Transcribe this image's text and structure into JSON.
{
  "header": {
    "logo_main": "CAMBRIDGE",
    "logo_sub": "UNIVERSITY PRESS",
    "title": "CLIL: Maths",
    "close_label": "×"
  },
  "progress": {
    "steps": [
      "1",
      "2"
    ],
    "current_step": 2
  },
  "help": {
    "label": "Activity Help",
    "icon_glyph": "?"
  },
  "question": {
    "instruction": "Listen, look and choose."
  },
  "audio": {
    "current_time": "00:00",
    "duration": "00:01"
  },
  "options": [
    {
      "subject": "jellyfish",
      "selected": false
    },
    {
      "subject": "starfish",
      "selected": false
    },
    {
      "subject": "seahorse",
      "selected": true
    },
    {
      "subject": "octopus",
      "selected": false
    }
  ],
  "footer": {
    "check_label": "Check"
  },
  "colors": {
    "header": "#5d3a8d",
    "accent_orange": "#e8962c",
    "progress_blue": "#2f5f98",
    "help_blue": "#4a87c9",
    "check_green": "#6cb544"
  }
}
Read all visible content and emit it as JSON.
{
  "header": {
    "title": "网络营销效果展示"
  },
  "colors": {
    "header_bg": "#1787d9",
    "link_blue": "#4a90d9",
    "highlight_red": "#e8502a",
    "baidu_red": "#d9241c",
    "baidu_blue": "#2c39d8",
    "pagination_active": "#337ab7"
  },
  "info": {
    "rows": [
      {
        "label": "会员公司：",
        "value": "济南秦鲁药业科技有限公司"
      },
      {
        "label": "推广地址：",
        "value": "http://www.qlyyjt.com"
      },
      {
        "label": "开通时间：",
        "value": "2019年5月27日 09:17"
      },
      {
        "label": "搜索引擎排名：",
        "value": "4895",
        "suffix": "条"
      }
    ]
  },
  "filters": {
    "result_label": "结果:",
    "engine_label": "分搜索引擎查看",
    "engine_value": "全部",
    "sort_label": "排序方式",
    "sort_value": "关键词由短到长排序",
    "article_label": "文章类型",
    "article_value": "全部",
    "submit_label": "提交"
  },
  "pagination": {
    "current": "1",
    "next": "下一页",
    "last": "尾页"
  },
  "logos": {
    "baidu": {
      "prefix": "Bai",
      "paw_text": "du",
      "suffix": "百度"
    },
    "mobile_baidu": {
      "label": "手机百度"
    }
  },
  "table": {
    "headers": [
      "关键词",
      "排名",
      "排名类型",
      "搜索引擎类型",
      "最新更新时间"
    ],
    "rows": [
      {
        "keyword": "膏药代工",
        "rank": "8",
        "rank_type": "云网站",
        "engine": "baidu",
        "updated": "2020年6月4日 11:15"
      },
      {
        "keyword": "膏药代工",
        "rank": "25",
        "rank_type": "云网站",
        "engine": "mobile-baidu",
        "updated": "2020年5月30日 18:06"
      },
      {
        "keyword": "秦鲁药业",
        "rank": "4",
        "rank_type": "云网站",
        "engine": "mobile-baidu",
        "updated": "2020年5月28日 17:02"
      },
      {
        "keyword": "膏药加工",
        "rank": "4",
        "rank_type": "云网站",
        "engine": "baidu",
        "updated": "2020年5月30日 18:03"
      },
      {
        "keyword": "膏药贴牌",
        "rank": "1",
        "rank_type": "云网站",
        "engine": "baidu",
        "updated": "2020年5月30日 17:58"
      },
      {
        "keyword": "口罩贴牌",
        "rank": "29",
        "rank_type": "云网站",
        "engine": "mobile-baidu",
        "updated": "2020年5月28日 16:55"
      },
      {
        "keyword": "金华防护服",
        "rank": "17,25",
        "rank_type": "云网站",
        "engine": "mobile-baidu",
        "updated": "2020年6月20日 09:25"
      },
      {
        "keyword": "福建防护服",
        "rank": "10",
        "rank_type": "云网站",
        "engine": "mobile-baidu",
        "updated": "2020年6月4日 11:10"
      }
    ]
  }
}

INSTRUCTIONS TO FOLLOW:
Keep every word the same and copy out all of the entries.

WORKED SOLUTION:
Transcribe this image's text and structure into JSON.
{
  "header": {
    "logo_main": "CAMBRIDGE",
    "logo_sub": "UNIVERSITY PRESS",
    "title": "CLIL: Maths",
    "close_label": "×"
  },
  "progress": {
    "steps": [
      "1",
      "2"
    ],
    "current_step": 2
  },
  "help": {
    "label": "Activity Help",
    "icon_glyph": "?"
  },
  "question": {
    "instruction": "Listen, look and choose."
  },
  "audio": {
    "current_time": "00:00",
    "duration": "00:01"
  },
  "options": [
    {
      "subject": "jellyfish",
      "selected": false
    },
    {
      "subject": "starfish",
      "selected": false
    },
    {
      "subject": "seahorse",
      "selected": true
    },
    {
      "subject": "octopus",
      "selected": false
    }
  ],
  "footer": {
    "check_label": "Check"
  },
  "colors": {
    "header": "#5d3a8d",
    "accent_orange": "#e8962c",
    "progress_blue": "#2f5f98",
    "help_blue": "#4a87c9",
    "check_green": "#6cb544"
  }
}
Read all visible content and emit it as JSON.
{
  "header": {
    "title": "网络营销效果展示"
  },
  "colors": {
    "header_bg": "#1787d9",
    "link_blue": "#4a90d9",
    "highlight_red": "#e8502a",
    "baidu_red": "#d9241c",
    "baidu_blue": "#2c39d8",
    "pagination_active": "#337ab7"
  },
  "info": {
    "rows": [
      {
        "label": "会员公司：",
        "value": "济南秦鲁药业科技有限公司"
      },
      {
        "label": "推广地址：",
        "value": "http://www.qlyyjt.com"
      },
      {
        "label": "开通时间：",
        "value": "2019年5月27日 09:17"
      },
      {
        "label": "搜索引擎排名：",
        "value": "4895",
        "suffix": "条"
      }
    ]
  },
  "filters": {
    "result_label": "结果:",
    "engine_label": "分搜索引擎查看",
    "engine_value": "全部",
    "sort_label": "排序方式",
    "sort_value": "关键词由短到长排序",
    "article_label": "文章类型",
    "article_value": "全部",
    "submit_label": "提交"
  },
  "pagination": {
    "current": "1",
    "next": "下一页",
    "last": "尾页"
  },
  "logos": {
    "baidu": {
      "prefix": "Bai",
      "paw_text": "du",
      "suffix": "百度"
    },
    "mobile_baidu": {
      "label": "手机百度"
    }
  },
  "table": {
    "headers": [
      "关键词",
      "排名",
      "排名类型",
      "搜索引擎类型",
      "最新更新时间"
    ],
    "rows": [
      {
        "keyword": "膏药代工",
        "rank": "8",
        "rank_type": "云网站",
        "engine": "baidu",
        "updated": "2020年6月4日 11:15"
      },
      {
        "keyword": "膏药代工",
        "rank": "25",
        "rank_type": "云网站",
        "engine": "mobile-baidu",
        "updated": "2020年5月30日 18:06"
      },
      {
        "keyword": "秦鲁药业",
        "rank": "4",
        "rank_type": "云网站",
        "engine": "mobile-baidu",
        "updated": "2020年5月28日 17:02"
      },
      {
        "keyword": "膏药加工",
        "rank": "4",
        "rank_type": "云网站",
        "engine": "baidu",
        "updated": "2020年5月30日 18:03"
      },
      {
        "keyword": "膏药贴牌",
        "rank": "1",
        "rank_type": "云网站",
        "engine": "baidu",
        "updated": "2020年5月30日 17:58"
      },
      {
        "keyword": "口罩贴牌",
        "rank": "29",
        "rank_type": "云网站",
        "engine": "mobile-baidu",
        "updated": "2020年5月28日 16:55"
      },
      {
        "keyword": "金华防护服",
        "rank": "17,25",
        "rank_type": "云网站",
        "engine": "mobile-baidu",
        "updated": "2020年6月20日 09:25"
      },
      {
        "keyword": "福建防护服",
        "rank": "10",
        "rank_type": "云网站",
        "engine": "mobile-baidu",
        "updated": "2020年6月4日 11:10"
      }
    ]
  }
}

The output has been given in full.